> _Problem statement_
Below are entries to return in full. Keep each one exact.

[[ Data under study, beginning ]]

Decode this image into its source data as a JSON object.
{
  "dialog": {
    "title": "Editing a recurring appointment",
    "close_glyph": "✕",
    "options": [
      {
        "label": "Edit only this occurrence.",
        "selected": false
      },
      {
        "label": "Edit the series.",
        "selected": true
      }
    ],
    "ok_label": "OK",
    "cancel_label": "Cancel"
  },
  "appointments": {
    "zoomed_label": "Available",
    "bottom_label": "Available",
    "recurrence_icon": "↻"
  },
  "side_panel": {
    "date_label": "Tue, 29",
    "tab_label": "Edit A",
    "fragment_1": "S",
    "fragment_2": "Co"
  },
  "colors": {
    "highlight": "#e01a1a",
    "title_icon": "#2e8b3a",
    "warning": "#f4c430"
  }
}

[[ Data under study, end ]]

> _Answer box_
Decode this image into its source data as a JSON object.
{
  "dialog": {
    "title": "Editing a recurring appointment",
    "close_glyph": "✕",
    "options": [
      {
        "label": "Edit only this occurrence.",
        "selected": false
      },
      {
        "label": "Edit the series.",
        "selected": true
      }
    ],
    "ok_label": "OK",
    "cancel_label": "Cancel"
  },
  "appointments": {
    "zoomed_label": "Available",
    "bottom_label": "Available",
    "recurrence_icon": "↻"
  },
  "side_panel": {
    "date_label": "Tue, 29",
    "tab_label": "Edit A",
    "fragment_1": "S",
    "fragment_2": "Co"
  },
  "colors": {
    "highlight": "#e01a1a",
    "title_icon": "#2e8b3a",
    "warning": "#f4c430"
  }
}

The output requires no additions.